07 August 2020 (online)

The benefit of bilateral hearing aids is well documented, but many hearing-aid users still wear only one aid. It is plausible that the occlusion effect is part of the reason for some hearing-aid users not wearing both hearing aids. In this study we quantified the subjective occlusion effect by asking ten experienced users of bilateral hearing aids and a reference group of ten normal-hearing individuals to rate the naturalness of their own voice while reading a text sample aloud. The subjective occlusion effect was evaluated in the unilateral versus bilateral condition for a variety of vent designs in earmolds and in a custom hearing aid. The subjective occlusion effect was significantly higher for bilateral hearing aids with all vent designs with the exception of a non-occluding eartip option.

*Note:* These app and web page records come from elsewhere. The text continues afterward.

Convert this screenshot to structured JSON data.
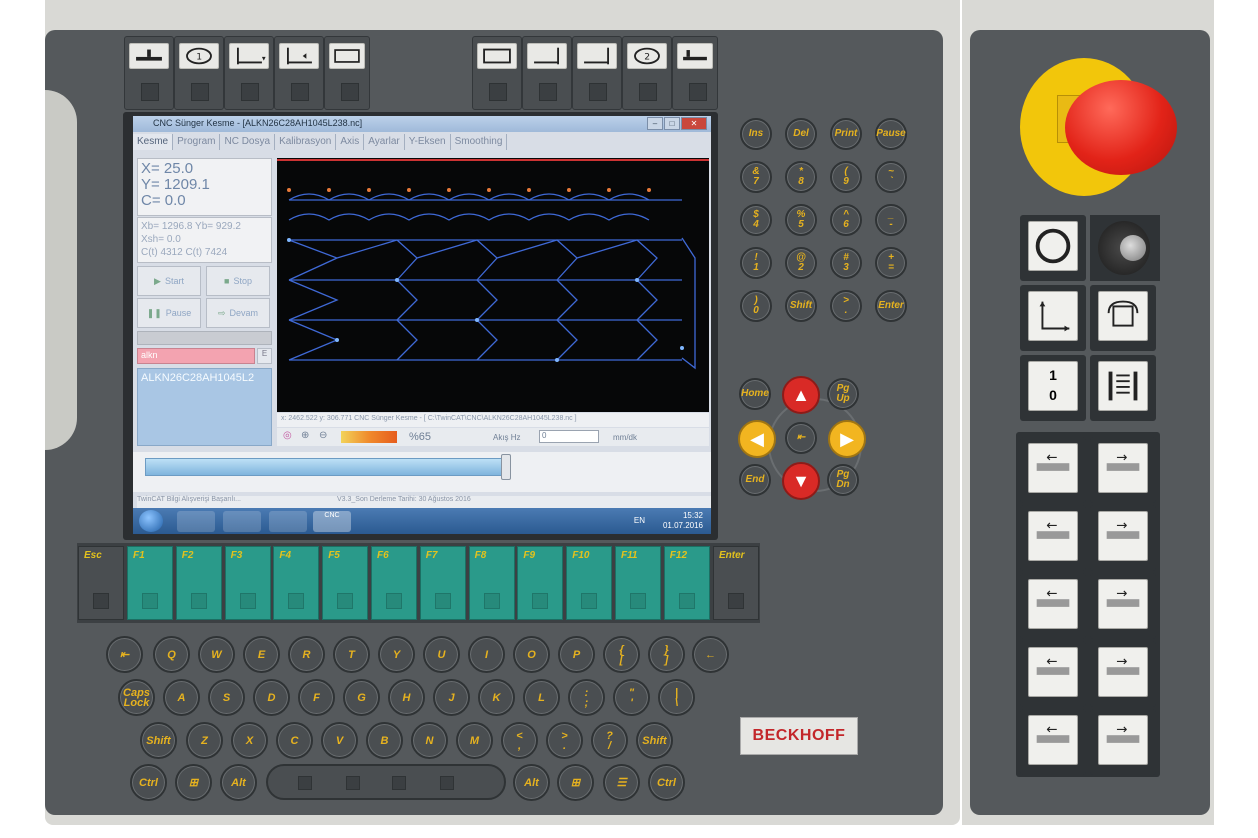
{
  "window": {
    "title": "CNC Sünger Kesme - [ALKN26C28AH1045L238.nc]"
  },
  "tabs": [
    "Kesme",
    "Program",
    "NC Dosya",
    "Kalibrasyon",
    "Axis",
    "Ayarlar",
    "Y-Eksen",
    "Smoothing"
  ],
  "position": {
    "x": "X= 25.0",
    "y": "Y= 1209.1",
    "c": "C= 0.0"
  },
  "secondary": {
    "line1": "Xb= 1296.8  Yb= 929.2",
    "line2": "Xsh= 0.0",
    "line3": "C(t) 4312    C(t) 7424"
  },
  "controls": {
    "start": "Start",
    "stop": "Stop",
    "pause": "Pause",
    "next": "Devam"
  },
  "program_input": {
    "value": "alkn",
    "button": "E"
  },
  "program_name": "ALKN26C28AH1045L2",
  "status_line": "x: 2462.522 y: 306.771    CNC Sünger Kesme - [ C:\\TwinCAT\\CNC\\ALKN26C28AH1045L238.nc ]",
  "zoom": {
    "percent": "%65",
    "feed_label": "Akış Hz",
    "feed_value": "0",
    "feed_unit": "mm/dk"
  },
  "info": {
    "left": "TwinCAT Bilgi Alışverişi Başarılı...",
    "right": "V3.3_Son Derleme Tarihi: 30 Ağustos 2016"
  },
  "taskbar": {
    "app": "CNC",
    "lang": "EN",
    "time": "15:32",
    "date": "01.07.2016"
  },
  "right_keys": [
    "Ins",
    "Del",
    "Print",
    "Pause",
    "&\n7",
    "*\n8",
    "(\n9",
    "~\n`",
    "$\n4",
    "%\n5",
    "^\n6",
    "_\n-",
    "!\n1",
    "@\n2",
    "#\n3",
    "+\n=",
    ")\n0",
    "Shift",
    ">\n.",
    "Enter"
  ],
  "nav_keys": {
    "home": "Home",
    "pgup": "Pg Up",
    "end": "End",
    "pgdn": "Pg Dn"
  },
  "fkeys": {
    "esc": "Esc",
    "enter": "Enter",
    "f": [
      "F1",
      "F2",
      "F3",
      "F4",
      "F5",
      "F6",
      "F7",
      "F8",
      "F9",
      "F10",
      "F11",
      "F12"
    ]
  },
  "kb_row1": [
    "Q",
    "W",
    "E",
    "R",
    "T",
    "Y",
    "U",
    "I",
    "O",
    "P",
    "{\n[",
    "}\n]"
  ],
  "kb_row2": [
    "A",
    "S",
    "D",
    "F",
    "G",
    "H",
    "J",
    "K",
    "L",
    ":\n;",
    "\"\n'",
    "|\n\\"
  ],
  "kb_row3": [
    "Z",
    "X",
    "C",
    "V",
    "B",
    "N",
    "M",
    "<\n,",
    ">\n.",
    "?\n/"
  ],
  "mods": {
    "caps": "Caps\nLock",
    "shift_l": "Shift",
    "shift_r": "Shift",
    "ctrl_l": "Ctrl",
    "alt_l": "Alt",
    "alt_r": "Alt",
    "ctrl_r": "Ctrl"
  },
  "brand": "BECKHOFF",
  "panel_key_onoff": {
    "top": "1",
    "bottom": "0"
  },
  "colors": {
    "teal": "#2a9a8a",
    "key_yellow": "#e6b21f",
    "estop_red": "#e22318",
    "brand_red": "#c3262a"
  }
}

The subjective occlusion effect was reduced with the more open vent designs in both the unilateral and bilateral conditions. Assuming that the occlusion effect is a barrier to bilateral hearing aid use, these results indicate that open-hearing-aid fittings can help promote the use of two aids.